Can You Patent a Software Architecture?

Is your invention a software architecture? Before filing a patent application, it’s important to define the invention clearly. If there’s a physical component, can you patent it? If not, shouldn’t you file an application anyway? Read on for some important tips. Here are some of the most common software architecture patent questions. Do you have a patentable idea? Are you able to define your invention in detail?

Unpatentable software architecture

Software patents cannot claim customer benefits. The Supreme Court recently decided that a piece of software can be unpatentable. Alice Corp. Pty. Ltd. v. CLS Bank Int’l, 573 U.S. 141 (2015). A detailed patent application should include all embodiments. Detailed patent applications have a better chance of being accepted. Here are some of the characteristics of patentable software.

Patentable software is not impossible to create, but there are many arguments against this approach. One of the strongest arguments against patents is that they slow innovation. Many developers argue that 99 percent of software is not novel and not already available. That isn’t true, as all inventions must be nonobvious and novel. Brad Feld lays out several arguments against software patents. We’ll discuss the merits of each position in more detail below.

Patent eligibility requires the invention of a computer program that solves a problem that’s “necessarily rooted in computer technology.” In other words, the idea must solve a problem in an unusual way, with claims that don’t preempt every possible application of the same concept. This is especially important when developing software to solve a complex task. If you can demonstrate that your idea solves a problem using computer technology, it’s probably patentable.

Defining the invention before filing a patent application

If you are interested in securing intellectual property rights over a software application, the first step is to define the invention. Software patents are useful for determining who owns a piece of software. However, patenting a simple piece of software is not advisable. This article will give you a few examples of successful software patent enforcement trials. The next step is to determine whether the software is truly novel.

Defining the invention before filing ia for software applications can be tricky, especially when the process is abstract.

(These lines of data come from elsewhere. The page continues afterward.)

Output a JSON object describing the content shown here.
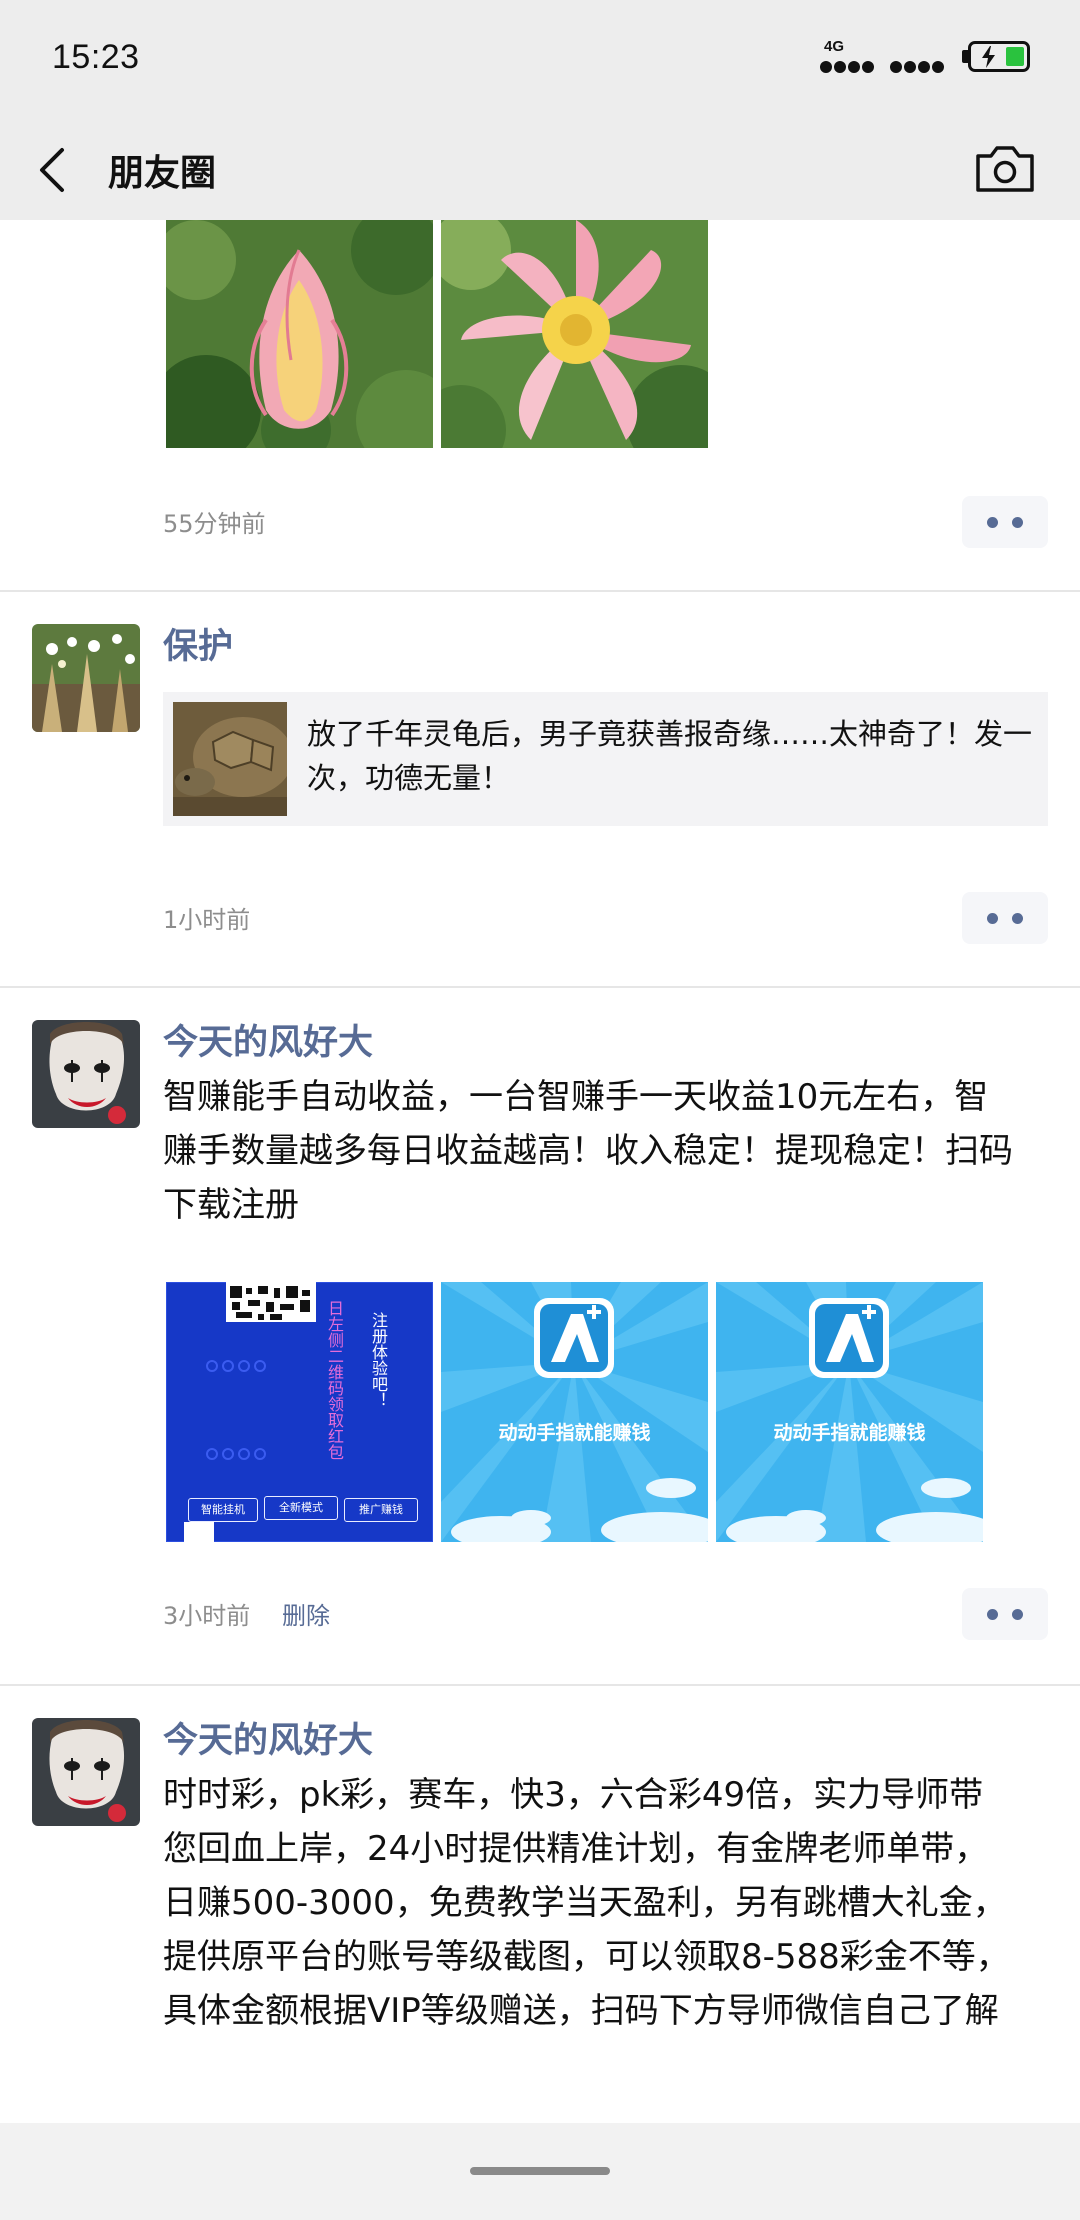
{
  "status_bar": {
    "time": "15:23",
    "network_type": "4G",
    "battery_state": "charging",
    "battery_color": "#2ac23e"
  },
  "header": {
    "title": "朋友圈",
    "back_icon": "chevron-left-icon",
    "camera_icon": "camera-icon"
  },
  "theme": {
    "nickname_color": "#576b95",
    "header_bg": "#ededed"
  },
  "posts": [
    {
      "images": [
        "pink-lotus-bud",
        "pink-lotus-flower"
      ],
      "time": "55分钟前"
    },
    {
      "nickname": "保护",
      "avatar": "grass-flowers-avatar",
      "link_card": {
        "title": "放了千年灵龟后，男子竟获善报奇缘……太神奇了！发一次，功德无量！",
        "thumbnail": "tortoise-image"
      },
      "time": "1小时前"
    },
    {
      "nickname": "今天的风好大",
      "avatar": "clown-face-avatar",
      "text": "智赚能手自动收益，一台智赚手一天收益10元左右，智赚手数量越多每日收益越高！收入稳定！提现稳定！扫码下载注册",
      "images": [
        {
          "kind": "qr-poster",
          "vertical_text_1": "日左侧二维码领取红包",
          "vertical_text_2": "注册体验吧！",
          "buttons": [
            "智能挂机",
            "全新模式",
            "推广赚钱"
          ]
        },
        {
          "kind": "app-poster",
          "caption": "动动手指就能赚钱"
        },
        {
          "kind": "app-poster",
          "caption": "动动手指就能赚钱"
        }
      ],
      "time": "3小时前",
      "delete_label": "删除"
    },
    {
      "nickname": "今天的风好大",
      "avatar": "clown-face-avatar",
      "text": "时时彩，pk彩，赛车，快3，六合彩49倍，实力导师带您回血上岸，24小时提供精准计划，有金牌老师单带，日赚500-3000，免费教学当天盈利，另有跳槽大礼金，提供原平台的账号等级截图，可以领取8-588彩金不等，具体金额根据VIP等级赠送，扫码下方导师微信自己了解"
    }
  ]
}
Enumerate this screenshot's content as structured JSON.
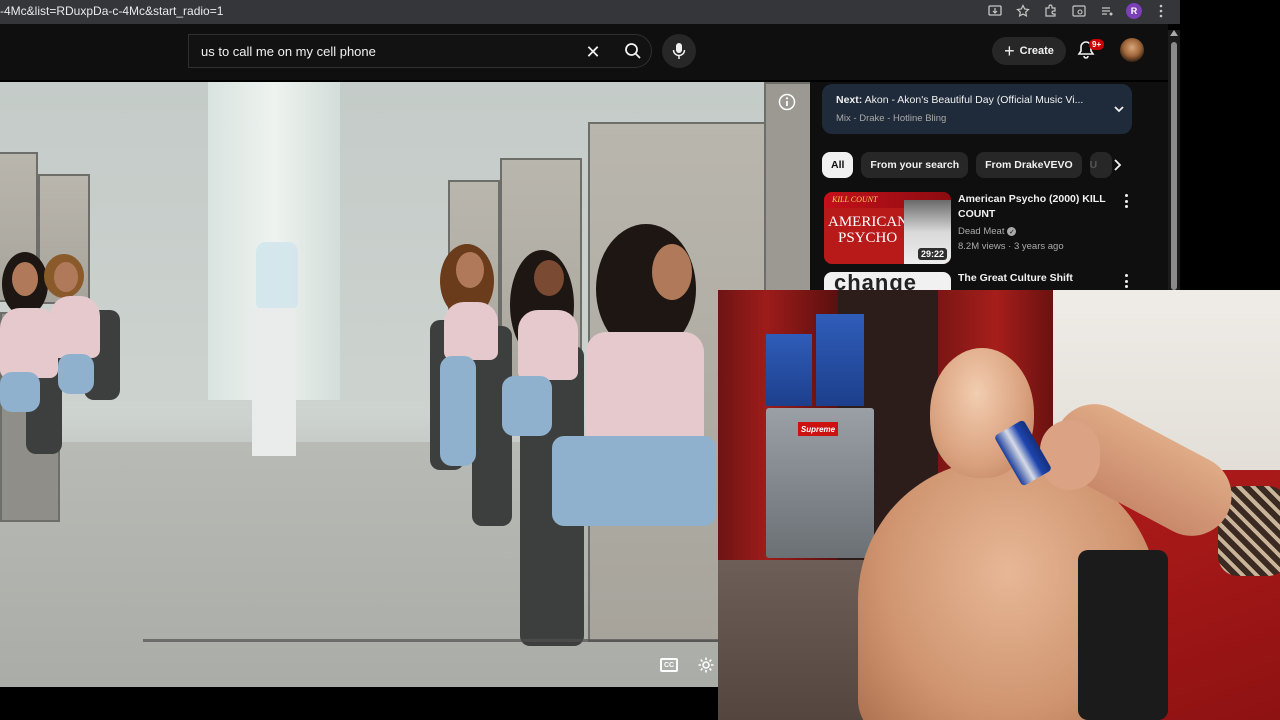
{
  "browser": {
    "url": "-4Mc&list=RDuxpDa-c-4Mc&start_radio=1",
    "profile_initial": "R"
  },
  "header": {
    "search_value": "us to call me on my cell phone",
    "create_label": "Create",
    "notification_badge": "9+"
  },
  "player": {
    "cc_label": "CC"
  },
  "up_next": {
    "prefix": "Next:",
    "title": "Akon - Akon's Beautiful Day (Official Music Vi...",
    "subtitle": "Mix - Drake - Hotline Bling"
  },
  "chips": [
    "All",
    "From your search",
    "From DrakeVEVO",
    "U"
  ],
  "recommendations": [
    {
      "title": "American Psycho (2000) KILL COUNT",
      "channel": "Dead Meat",
      "views": "8.2M views",
      "age": "3 years ago",
      "duration": "29:22",
      "thumb_text_top": "KILL COUNT",
      "thumb_text_1": "AMERICAN",
      "thumb_text_2": "PSYCHO"
    },
    {
      "title": "The Great Culture Shift",
      "thumb_text": "change"
    }
  ],
  "webcam": {
    "sticker_text": "Supreme"
  },
  "colors": {
    "yt_background": "#0f0f0f",
    "chip_bg": "#272727",
    "next_card_bg": "#1f2a3a",
    "badge_red": "#cc0000"
  }
}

In many cases, the court has defined a product claim as reciting an abstract idea. For example, in Versata Dev. Group. v. SAP Am., Inc., 115 USPQ2 1681, the claim involved a new circuit design that implemented logic. The patent examiner must interpret this as a new and inventive concept and not as a specific implementation of an existing product.

Should you file a patent application?

The first step is to identify your invention’s scope. Many software patents are limited to one or two functionalities, so your invention must have specific features that meet the requirements to receive patent protection. For example, your invention should reduce the amount of computing resources needed to perform a specific task, but it must also be novel enough to qualify as a useful invention. Patent-eligible inventions often meet these criteria.

Often, new applicants focus on describing their software from the perspective of the end user. However, patent law requires a detailed description of software from the computer’s point of view. Thus, it’s important to describe your invention in terms of its overall logic and operation. A flow chart that describes the software’s logic and steps is crucial in filing a patent application. Once you’ve created a flow chart, you can write a patent application describing your invention.

Another important step in patenting software is to know if others have already patented the same technology as yours. This step will help you determine if your invention is truly unique. Getting a patent is difficult and expensive, so if your software is similar to hundreds of other patents, you won’t get a broad patent protection. Additionally, patenting software can take a lot of time, so it’s important to research before pursuing it.

Another step in patenting software architecture is to find an attorney to assist you. A qualified attorney can guide you through the entire process. A qualified attorney is especially valuable when it comes to drafting a patent application, as it is hard to make changes after you’ve filed it. The lawyer will also be able to help you craft claims, which are important for patent-ability. If you find a qualified attorney, you will have less chance of your software being rejected by the USPTO.

The Alice case has changed the patenting process. Because of the Alice decision, software architecture can now qualify for a patent. The Alice case paved the way for software patents, but the Bilski v. Kappos case has resulted in many patents being invalidated because the USPTO didn’t research them well. If you are looking to protect your software, you should consider patenting it if it improves the way it works.